The answer is…carefully! When using a four-point rubric, such as the one below, a score of three is typically a score that shows students are achieving at an acceptable level. After all, it is the second highest point value on the rubric. Teachers who need to use letter grades are in a bind. Often the easiest way is to take the score earned on the rubric and turn it into a percentage. Mathematically this is accomplished by dividing the points earned by the number of points possible. This method alone will not give an accurate picture of student achievement. When earning three points on a four-point rubric, a student has performed well. Three out of four points mathematically, though, is only a score of 75 percent. In many grading systems, the student is now left with an undeserved D.

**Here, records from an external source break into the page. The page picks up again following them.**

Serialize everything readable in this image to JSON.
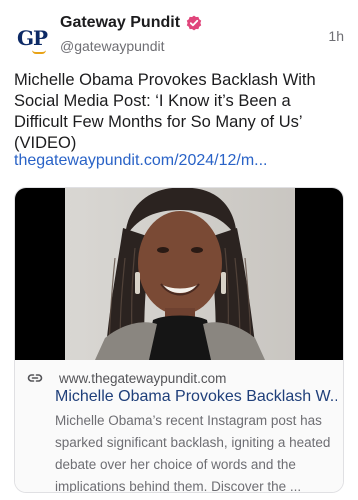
{
  "author": {
    "name": "Gateway Pundit",
    "handle": "@gatewaypundit",
    "avatar_text": "GP",
    "verified_color": "#e0457b"
  },
  "time_ago": "1h",
  "post_text": "Michelle Obama Provokes Backlash With Social Media Post: ‘I Know it’s Been a Difficult Few Months for So Many of Us’ (VIDEO)",
  "link_text": "thegatewaypundit.com/2024/12/m...",
  "card": {
    "domain": "www.thegatewaypundit.com",
    "title": "Michelle Obama Provokes Backlash W...",
    "description": "Michelle Obama’s recent Instagram post has sparked significant backlash, igniting a heated debate over her choice of words and the implications behind them. Discover the ...",
    "icons": [
      "link-icon"
    ]
  },
  "colors": {
    "link": "#2a63c7",
    "card_title": "#1f3f7a",
    "muted": "#6e6e73"
  }
}
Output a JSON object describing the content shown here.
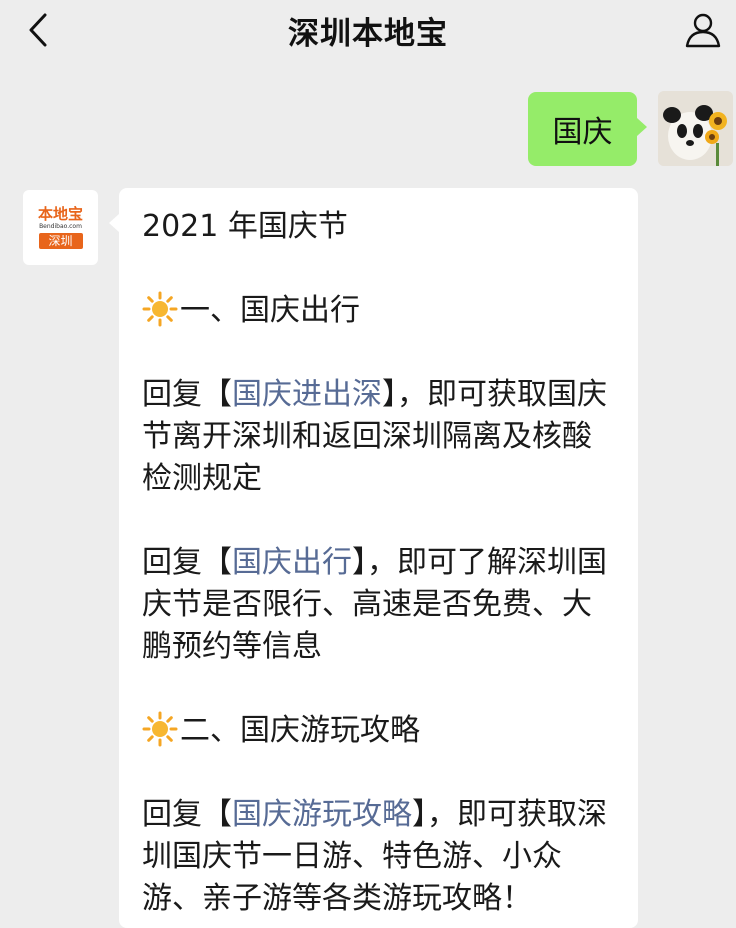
{
  "header": {
    "title": "深圳本地宝",
    "back_icon": "chevron-left-icon",
    "profile_icon": "person-icon"
  },
  "messages": {
    "outgoing": {
      "text": "国庆"
    },
    "incoming": {
      "avatar": {
        "logo_text": "本地宝",
        "url_text": "Bendibao.com",
        "city_text": "深圳"
      },
      "line1": "2021 年国庆节",
      "section1_title": "一、国庆出行",
      "p1_prefix": "回复【",
      "p1_link": "国庆进出深",
      "p1_suffix": "】，即可获取国庆节离开深圳和返回深圳隔离及核酸检测规定",
      "p2_prefix": "回复【",
      "p2_link": "国庆出行",
      "p2_suffix": "】，即可了解深圳国庆节是否限行、高速是否免费、大鹏预约等信息",
      "section2_title": "二、国庆游玩攻略",
      "p3_prefix": "回复【",
      "p3_link": "国庆游玩攻略",
      "p3_suffix": "】，即可获取深圳国庆节一日游、特色游、小众游、亲子游等各类游玩攻略！"
    }
  },
  "colors": {
    "background": "#ededed",
    "outgoing_bubble": "#95ec69",
    "incoming_bubble": "#ffffff",
    "link": "#576b95",
    "logo_orange": "#e8651b"
  }
}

I am only at Tip #2 and can already feel my “inner writer” coming back to life. I’ve been torturing myself for so long — many new ideas and perspectives to share and nothing but dread at the thought of the actual writing. I was always such a “good student”, and by the time I finished grad school I no longer enjoyed either reading or writing. Pretty sad statement, even sadder that the ill effects have lasted three decades.
The only writing advice I’ve read so far basically boils down to: it’s work, you just have to do it, set aside a specific time and force yourself…. all about as appealing as my mother’s shoe leather lamb chops. I can’t thank you enough for your approach. I think it’s going to work for me, and just know I am immensely grateful beyond what words can express. Yes!